Check each line below for the word "value", and copy those that have it.
==== SUPPLIED RECORDS
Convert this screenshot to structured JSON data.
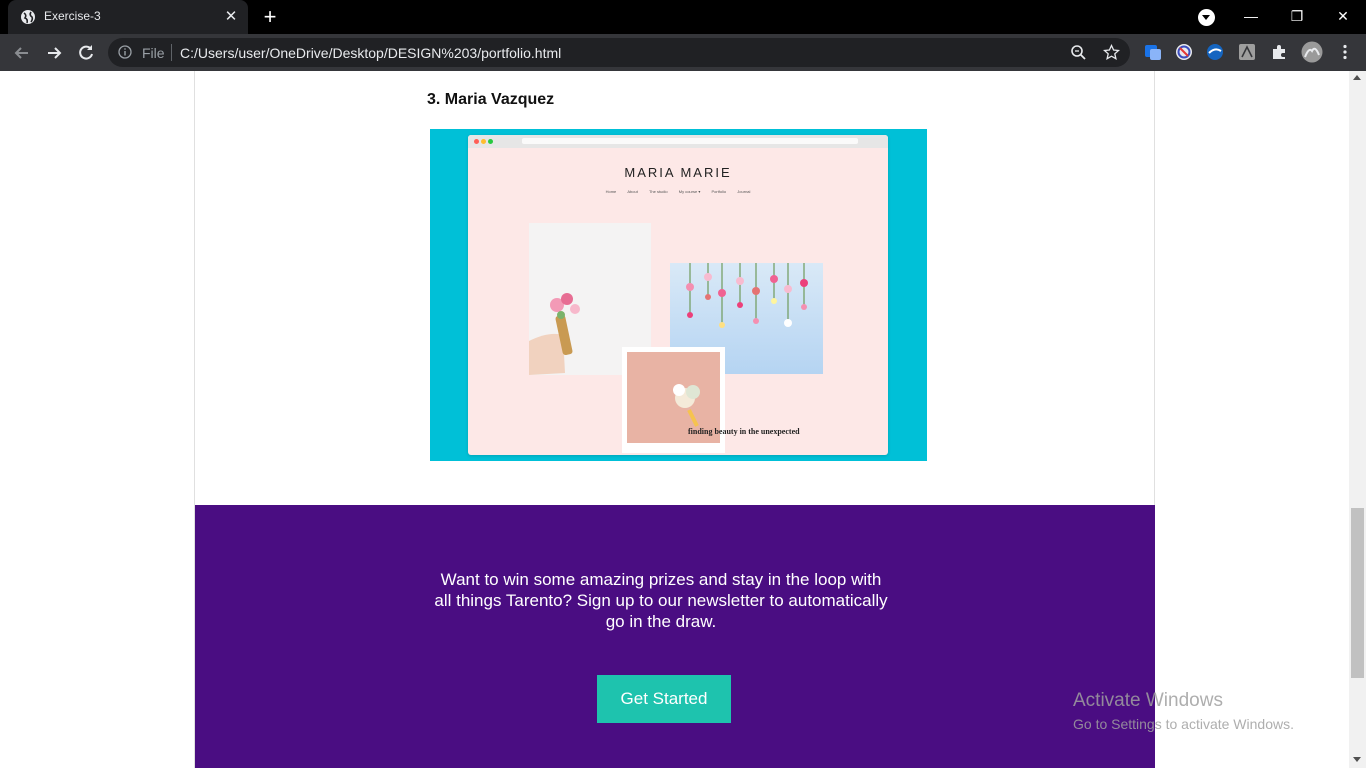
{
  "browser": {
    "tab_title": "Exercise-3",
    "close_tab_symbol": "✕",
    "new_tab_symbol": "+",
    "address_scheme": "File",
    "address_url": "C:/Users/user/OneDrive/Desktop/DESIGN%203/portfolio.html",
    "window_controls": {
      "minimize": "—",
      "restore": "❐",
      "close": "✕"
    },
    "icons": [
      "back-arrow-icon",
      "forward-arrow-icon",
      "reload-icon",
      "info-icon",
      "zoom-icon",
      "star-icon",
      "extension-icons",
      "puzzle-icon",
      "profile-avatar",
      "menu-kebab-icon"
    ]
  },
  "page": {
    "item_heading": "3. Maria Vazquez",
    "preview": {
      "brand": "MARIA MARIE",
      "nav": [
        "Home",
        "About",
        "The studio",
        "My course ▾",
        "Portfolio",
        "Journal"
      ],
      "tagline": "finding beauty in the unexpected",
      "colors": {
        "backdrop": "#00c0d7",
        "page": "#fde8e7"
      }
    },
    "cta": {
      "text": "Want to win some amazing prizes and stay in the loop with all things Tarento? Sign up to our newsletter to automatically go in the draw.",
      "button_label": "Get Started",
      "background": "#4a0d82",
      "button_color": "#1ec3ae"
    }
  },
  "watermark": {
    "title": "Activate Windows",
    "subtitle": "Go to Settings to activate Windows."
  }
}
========
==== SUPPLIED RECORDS
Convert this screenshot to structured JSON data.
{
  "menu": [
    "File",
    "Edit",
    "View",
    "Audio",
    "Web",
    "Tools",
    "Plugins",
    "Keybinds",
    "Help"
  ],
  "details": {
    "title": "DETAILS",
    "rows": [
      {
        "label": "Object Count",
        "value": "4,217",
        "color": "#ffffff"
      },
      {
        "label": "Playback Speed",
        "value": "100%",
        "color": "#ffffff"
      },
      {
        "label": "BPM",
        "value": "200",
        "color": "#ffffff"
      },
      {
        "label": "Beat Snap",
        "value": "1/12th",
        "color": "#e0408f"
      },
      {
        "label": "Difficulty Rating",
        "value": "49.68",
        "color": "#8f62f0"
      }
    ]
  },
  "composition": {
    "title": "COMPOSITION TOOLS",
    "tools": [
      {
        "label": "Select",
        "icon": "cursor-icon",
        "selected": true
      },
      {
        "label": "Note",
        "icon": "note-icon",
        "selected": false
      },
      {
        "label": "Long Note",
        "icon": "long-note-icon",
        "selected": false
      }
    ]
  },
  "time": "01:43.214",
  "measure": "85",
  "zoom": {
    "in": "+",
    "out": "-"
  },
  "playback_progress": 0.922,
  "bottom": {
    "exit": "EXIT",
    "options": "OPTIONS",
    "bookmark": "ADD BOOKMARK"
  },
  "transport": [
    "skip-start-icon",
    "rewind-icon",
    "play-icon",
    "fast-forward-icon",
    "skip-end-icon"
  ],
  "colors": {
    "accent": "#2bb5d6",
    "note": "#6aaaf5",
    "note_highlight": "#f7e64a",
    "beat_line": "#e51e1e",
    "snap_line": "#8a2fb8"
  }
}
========
## THE COMPLETED TASK:
        "value": "4,217",
        "value": "100%",
        "value": "200",
        "value": "1/12th",
        "value": "49.68",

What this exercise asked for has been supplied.